Lines holding the string "Monde": copy each one from the listing below.

» **Input records**
+===+
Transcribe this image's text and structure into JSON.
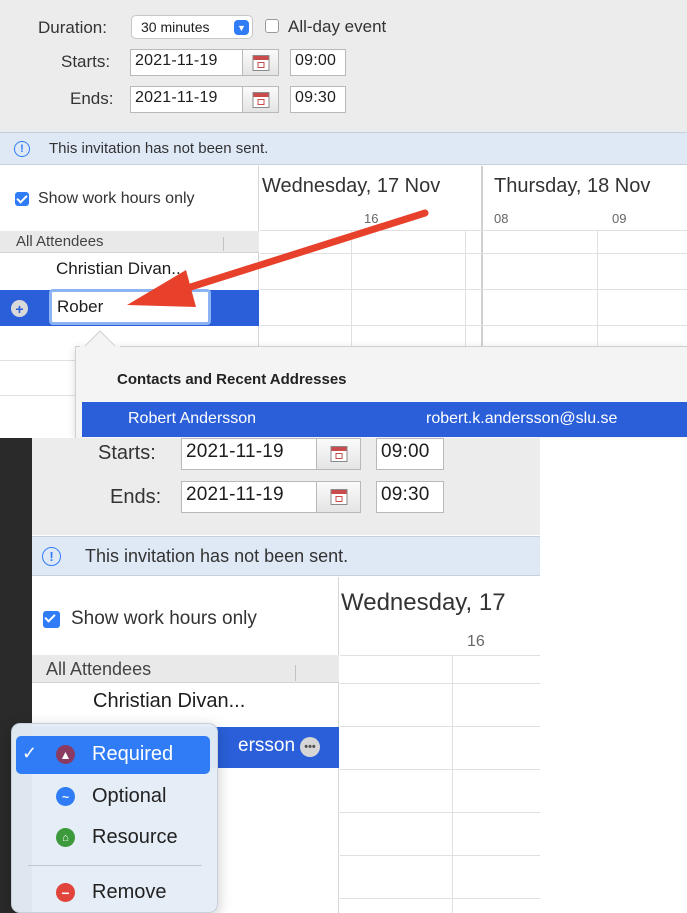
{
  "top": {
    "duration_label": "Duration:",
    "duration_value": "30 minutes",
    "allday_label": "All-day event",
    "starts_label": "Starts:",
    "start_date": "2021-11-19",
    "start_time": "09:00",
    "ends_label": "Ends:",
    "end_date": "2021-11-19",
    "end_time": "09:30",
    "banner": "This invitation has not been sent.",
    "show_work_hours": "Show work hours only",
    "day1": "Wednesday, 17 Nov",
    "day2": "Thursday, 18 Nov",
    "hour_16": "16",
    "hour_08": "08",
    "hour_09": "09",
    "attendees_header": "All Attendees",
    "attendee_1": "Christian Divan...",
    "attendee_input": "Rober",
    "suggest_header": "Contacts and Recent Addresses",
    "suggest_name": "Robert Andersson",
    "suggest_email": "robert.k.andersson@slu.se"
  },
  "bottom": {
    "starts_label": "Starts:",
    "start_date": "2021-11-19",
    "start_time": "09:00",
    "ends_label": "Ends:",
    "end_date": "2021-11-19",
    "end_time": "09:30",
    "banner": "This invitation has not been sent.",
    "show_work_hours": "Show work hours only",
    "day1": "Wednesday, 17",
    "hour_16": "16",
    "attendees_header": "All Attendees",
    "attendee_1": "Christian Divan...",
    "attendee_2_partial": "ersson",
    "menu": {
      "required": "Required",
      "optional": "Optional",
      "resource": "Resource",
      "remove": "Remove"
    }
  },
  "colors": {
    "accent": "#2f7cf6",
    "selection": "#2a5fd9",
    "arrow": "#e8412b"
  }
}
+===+
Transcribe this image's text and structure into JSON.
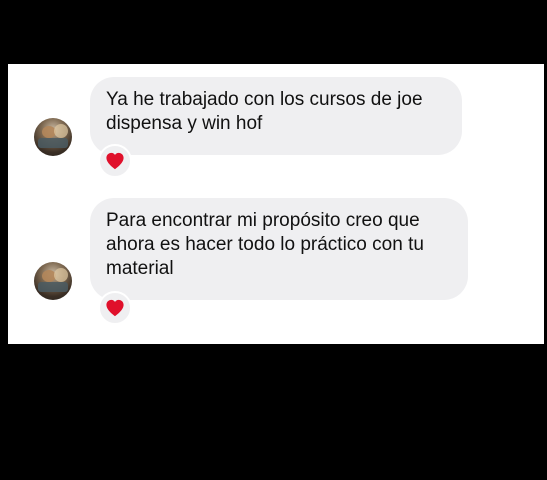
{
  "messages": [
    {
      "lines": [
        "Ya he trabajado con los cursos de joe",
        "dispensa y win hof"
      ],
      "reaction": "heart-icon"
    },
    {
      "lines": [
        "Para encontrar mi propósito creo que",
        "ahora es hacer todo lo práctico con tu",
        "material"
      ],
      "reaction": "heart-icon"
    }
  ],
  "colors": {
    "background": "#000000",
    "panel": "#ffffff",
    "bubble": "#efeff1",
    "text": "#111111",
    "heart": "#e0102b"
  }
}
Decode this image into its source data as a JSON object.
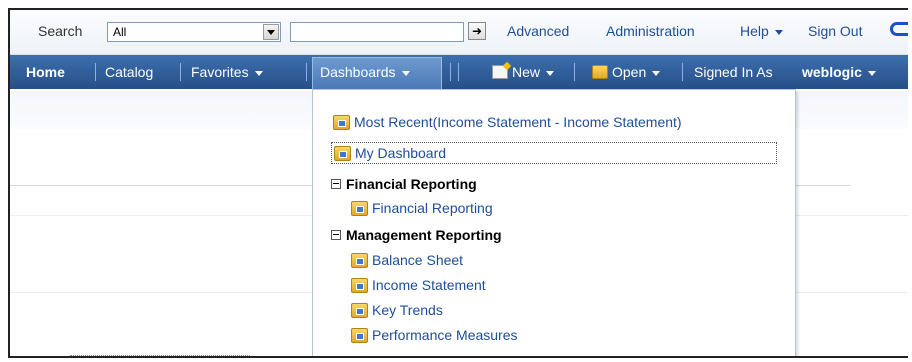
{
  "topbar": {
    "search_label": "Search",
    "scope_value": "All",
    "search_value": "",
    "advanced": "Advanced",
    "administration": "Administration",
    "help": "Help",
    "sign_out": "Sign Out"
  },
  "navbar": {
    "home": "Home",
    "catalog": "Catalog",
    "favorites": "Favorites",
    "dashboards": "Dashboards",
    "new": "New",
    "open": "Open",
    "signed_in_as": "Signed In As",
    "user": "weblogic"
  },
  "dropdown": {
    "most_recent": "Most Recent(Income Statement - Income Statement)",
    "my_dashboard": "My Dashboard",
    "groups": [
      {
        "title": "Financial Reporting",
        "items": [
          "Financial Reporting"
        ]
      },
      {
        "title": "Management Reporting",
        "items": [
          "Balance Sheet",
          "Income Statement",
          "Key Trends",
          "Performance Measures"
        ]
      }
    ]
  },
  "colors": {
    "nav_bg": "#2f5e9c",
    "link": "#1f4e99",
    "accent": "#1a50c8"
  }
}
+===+
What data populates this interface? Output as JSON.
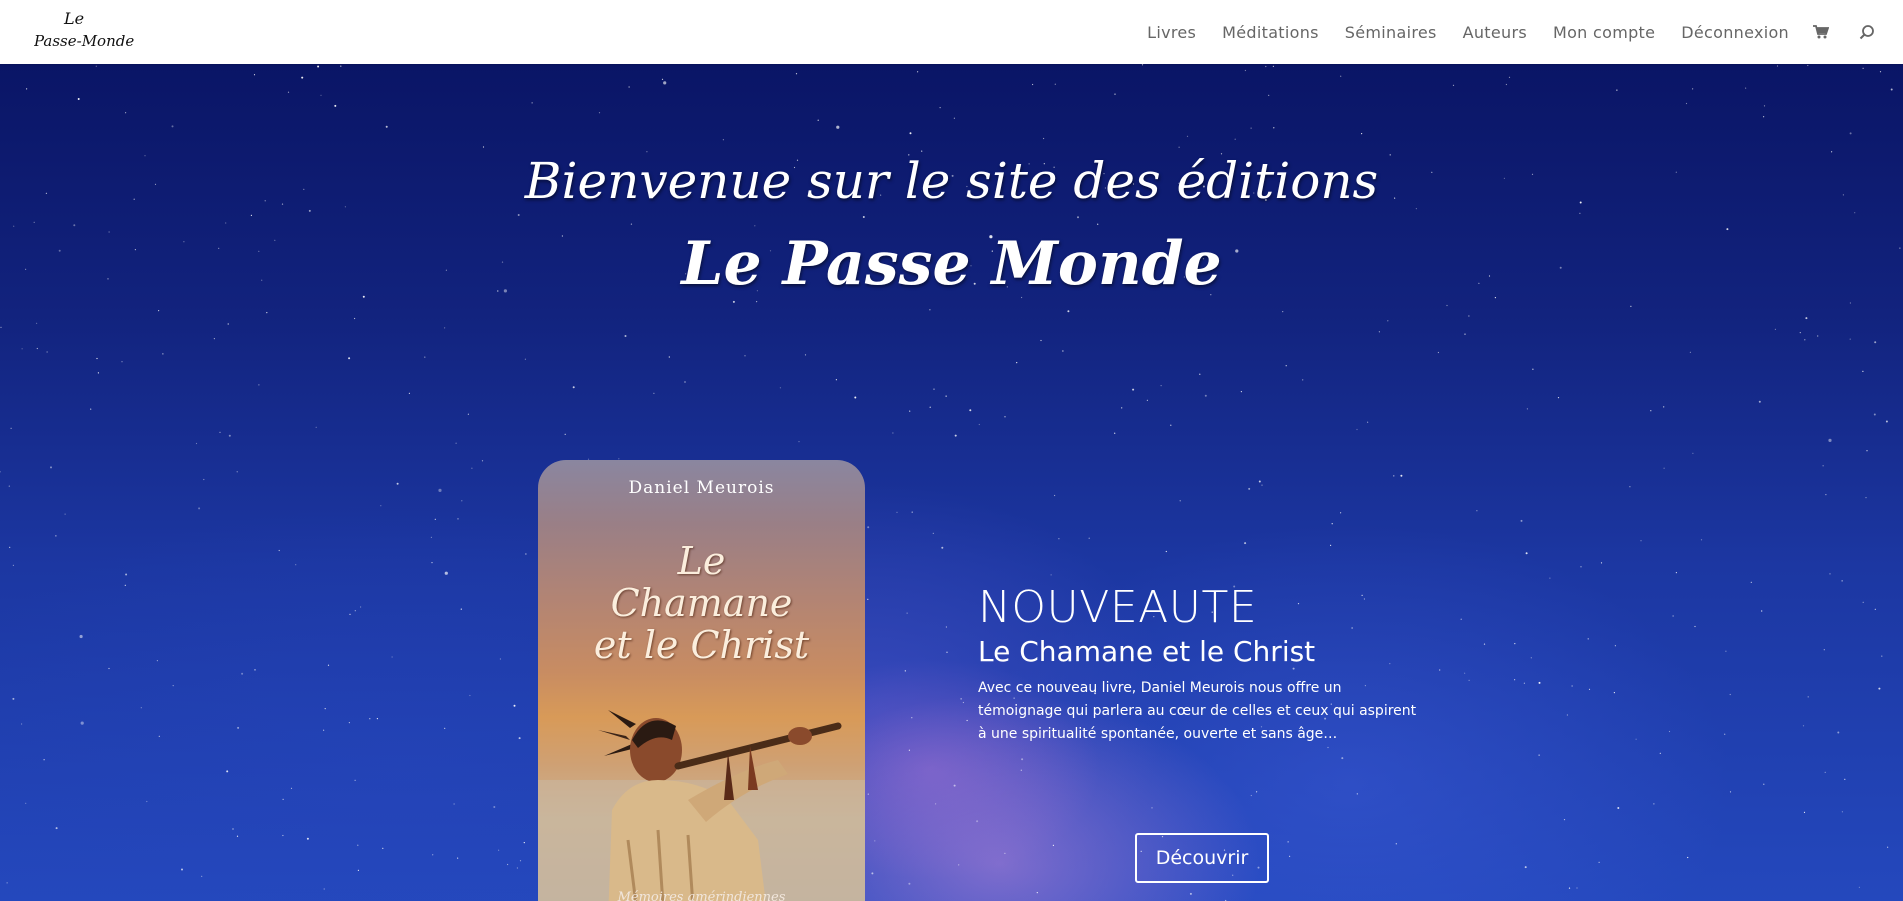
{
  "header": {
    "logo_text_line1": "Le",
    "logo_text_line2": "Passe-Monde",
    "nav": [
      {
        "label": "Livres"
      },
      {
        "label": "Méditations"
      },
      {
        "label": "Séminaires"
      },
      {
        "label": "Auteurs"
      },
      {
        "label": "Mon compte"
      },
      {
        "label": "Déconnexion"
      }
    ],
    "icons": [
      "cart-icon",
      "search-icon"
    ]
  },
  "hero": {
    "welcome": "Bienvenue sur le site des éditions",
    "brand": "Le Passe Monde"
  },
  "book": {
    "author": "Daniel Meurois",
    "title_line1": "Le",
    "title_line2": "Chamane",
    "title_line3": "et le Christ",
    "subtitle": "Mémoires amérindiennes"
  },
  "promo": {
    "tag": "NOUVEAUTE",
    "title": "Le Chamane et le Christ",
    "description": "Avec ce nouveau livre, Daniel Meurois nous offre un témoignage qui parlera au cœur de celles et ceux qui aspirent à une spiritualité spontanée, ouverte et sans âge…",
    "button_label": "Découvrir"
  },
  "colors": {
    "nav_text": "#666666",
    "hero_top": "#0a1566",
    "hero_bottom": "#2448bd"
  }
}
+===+
» **Completed task**
    "logo_text_line2": "Passe-Monde",
    "brand": "Le Passe Monde"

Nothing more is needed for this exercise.